How McGoohan earns mention here is through his work on the series he was best known for, THE PRISONER. If you’ve never seen this series, I do highly recommend it. (And if you’re in the the US, you can currently watch all episodes of this series online at AMCtv.com.) What deserves mention here, though, is how the series came about.
By 1966, McGoohan had finished three years of staring in the spy series DANGER MAN, playing a secret agent/adventurer very much in the mode of James Bond and Simon Templar. These two roles in fact would be offered to McGoohan in large part thanks to DANGER MAN, which probably convinced him that he was in danger of having his career being tied to a very limited number of options.
And in fact, tragic typecasting stared him in the face, as he found his next big offer that year to be… a fourth go round with the series. Some people, faced with their lives closing in around them, go into suicidal spirals, or worse still psychic petrification, allowing circumstances to get the better of them and accepting smaller horizons.
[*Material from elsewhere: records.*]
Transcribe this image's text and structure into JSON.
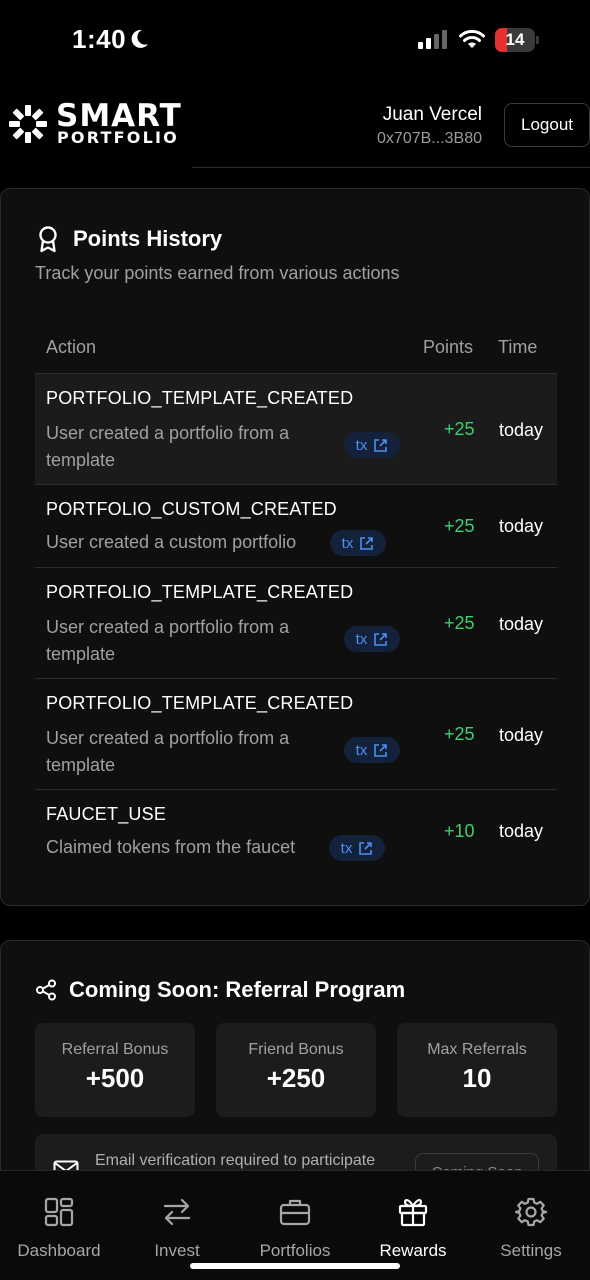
{
  "status_bar": {
    "time": "1:40",
    "battery": "14",
    "battery_level": 0.14
  },
  "header": {
    "logo_line1": "SMART",
    "logo_line2": "PORTFOLIO",
    "user_name": "Juan Vercel",
    "wallet": "0x707B...3B80",
    "logout_label": "Logout"
  },
  "points_history": {
    "title": "Points History",
    "subtitle": "Track your points earned from various actions",
    "columns": {
      "action": "Action",
      "points": "Points",
      "time": "Time"
    },
    "rows": [
      {
        "action": "PORTFOLIO_TEMPLATE_CREATED",
        "description": "User created a portfolio from a template",
        "tx": "tx",
        "points": "+25",
        "time": "today"
      },
      {
        "action": "PORTFOLIO_CUSTOM_CREATED",
        "description": "User created a custom portfolio",
        "tx": "tx",
        "points": "+25",
        "time": "today"
      },
      {
        "action": "PORTFOLIO_TEMPLATE_CREATED",
        "description": "User created a portfolio from a template",
        "tx": "tx",
        "points": "+25",
        "time": "today"
      },
      {
        "action": "PORTFOLIO_TEMPLATE_CREATED",
        "description": "User created a portfolio from a template",
        "tx": "tx",
        "points": "+25",
        "time": "today"
      },
      {
        "action": "FAUCET_USE",
        "description": "Claimed tokens from the faucet",
        "tx": "tx",
        "points": "+10",
        "time": "today"
      }
    ]
  },
  "referral": {
    "title": "Coming Soon: Referral Program",
    "stats": [
      {
        "label": "Referral Bonus",
        "value": "+500"
      },
      {
        "label": "Friend Bonus",
        "value": "+250"
      },
      {
        "label": "Max Referrals",
        "value": "10"
      }
    ],
    "email_notice": "Email verification required to participate",
    "coming_soon_label": "Coming Soon"
  },
  "tabs": [
    {
      "label": "Dashboard",
      "icon": "dashboard-icon",
      "active": false
    },
    {
      "label": "Invest",
      "icon": "swap-arrows-icon",
      "active": false
    },
    {
      "label": "Portfolios",
      "icon": "briefcase-icon",
      "active": false
    },
    {
      "label": "Rewards",
      "icon": "gift-icon",
      "active": true
    },
    {
      "label": "Settings",
      "icon": "gear-icon",
      "active": false
    }
  ],
  "colors": {
    "positive": "#3ecf6d",
    "link": "#4c8ff0",
    "badge_bg": "#13213b",
    "battery_low": "#e5302e"
  }
}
McGoohan’s response, however, was brilliant: He counter-proposed a project to take his fate in a different direction. He pitched to Lew Grade at ITV a new series, one where he’d still play a spy (who suggested his DANGER MAN character without naming him, thereby losing creative and editorial control of the project) who resigns from his job, and for his troubles is then kidnapped by shadowy jailers intent on breaking him to find out why. And along the way, the project went from being a straightforward spy-in-danger story to a rich allegorical tale concerning the individual and his place in society, a society just learning to grasp and use the tools of the Information Age for its own ends.
And as he got into the project, he stretched out his creative muscles, becoming a writer and director for many episodes, as well as executive producer for the series. Ironic or laden with meaning, his production shingle read, “Everyman Films;” take of that what you wish…
And through this, an act of refusing to allow others to define him, he helped inspire legions. Much like the pirates of the period in this novel, he dared to challenge the established order and make his fate his own. And he further inspired by example, by seizing the means to define himself and presenting his own vision, a dictum well appreciated in this harbor.
As for others inspired by McGoohan, the tribute page at io9.comis bringing out a lot of outpourings on the man’s work and how it touched them. There’s a lot of comments regarding THE PRISONER, of course, which all said even without the wide breadth of work he’d done from THE THREE LIVES OF THOMASINA through ICE STATION ZEBRA and both runs of COLUMBO, is not a bad thing to be remembered for.
Patrick McGoohan: Never a Number, a Free Man to the end…
Part the One Hundred Fifth is now up, and may be read here.